## ABOUT THIS EXERCISE
Set down the data below exactly; pictures stay out.

[Extracted records]
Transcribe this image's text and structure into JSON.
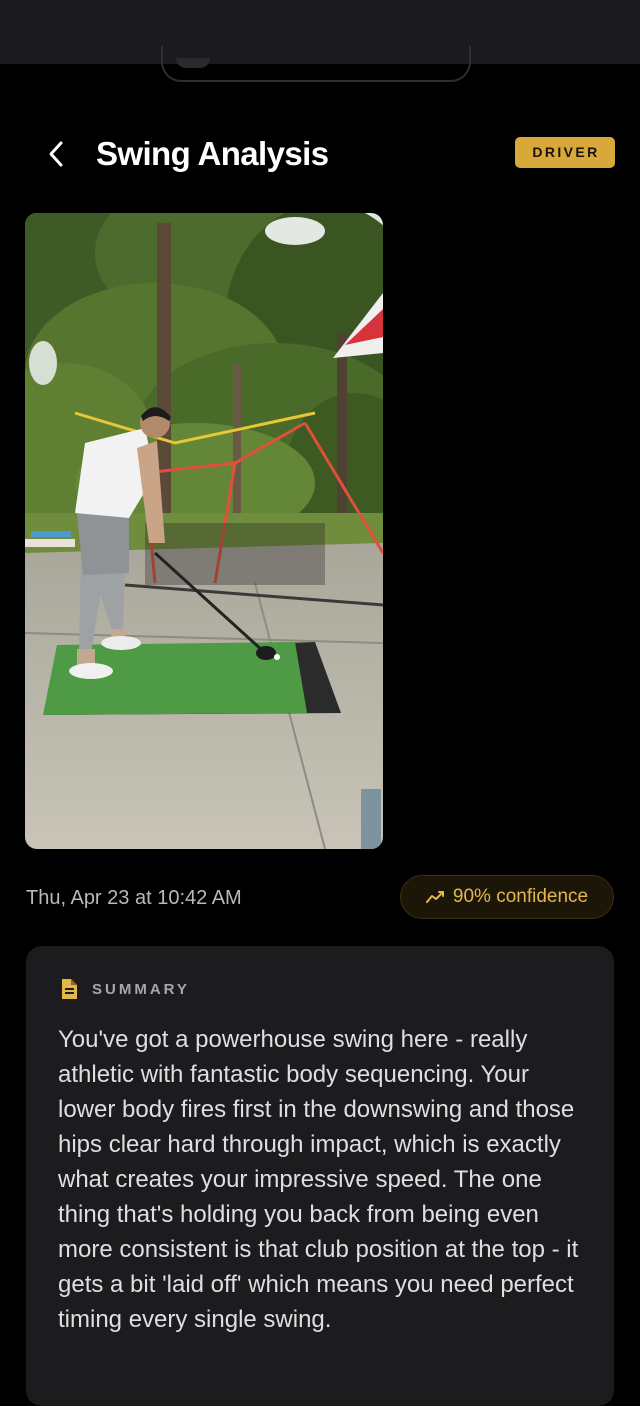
{
  "header": {
    "title": "Swing Analysis",
    "club_badge": "DRIVER"
  },
  "video": {
    "subject": "golfer-address-position"
  },
  "meta": {
    "timestamp": "Thu, Apr 23 at 10:42 AM",
    "confidence_label": "90% confidence",
    "confidence_value": 0.9
  },
  "summary": {
    "label": "SUMMARY",
    "text": "You've got a powerhouse swing here - really athletic with fantastic body sequencing. Your lower body fires first in the downswing and those hips clear hard through impact, which is exactly what creates your impressive speed. The one thing that's holding you back from being even more consistent is that club position at the top - it gets a bit 'laid off' which means you need perfect timing every single swing."
  },
  "icons": {
    "back": "chevron-left-icon",
    "confidence": "trend-up-icon",
    "summary": "document-icon"
  },
  "colors": {
    "accent": "#d9a83a",
    "confidence_text": "#e3b84a",
    "card_bg": "#1c1c1e",
    "background": "#000000"
  }
}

## ANSWER SECTION
Transcribe this image's text and structure into JSON.
{
  "header": {
    "title": "Swing Analysis",
    "club_badge": "DRIVER"
  },
  "video": {
    "subject": "golfer-address-position"
  },
  "meta": {
    "timestamp": "Thu, Apr 23 at 10:42 AM",
    "confidence_label": "90% confidence",
    "confidence_value": 0.9
  },
  "summary": {
    "label": "SUMMARY",
    "text": "You've got a powerhouse swing here - really athletic with fantastic body sequencing. Your lower body fires first in the downswing and those hips clear hard through impact, which is exactly what creates your impressive speed. The one thing that's holding you back from being even more consistent is that club position at the top - it gets a bit 'laid off' which means you need perfect timing every single swing."
  },
  "icons": {
    "back": "chevron-left-icon",
    "confidence": "trend-up-icon",
    "summary": "document-icon"
  },
  "colors": {
    "accent": "#d9a83a",
    "confidence_text": "#e3b84a",
    "card_bg": "#1c1c1e",
    "background": "#000000"
  }
}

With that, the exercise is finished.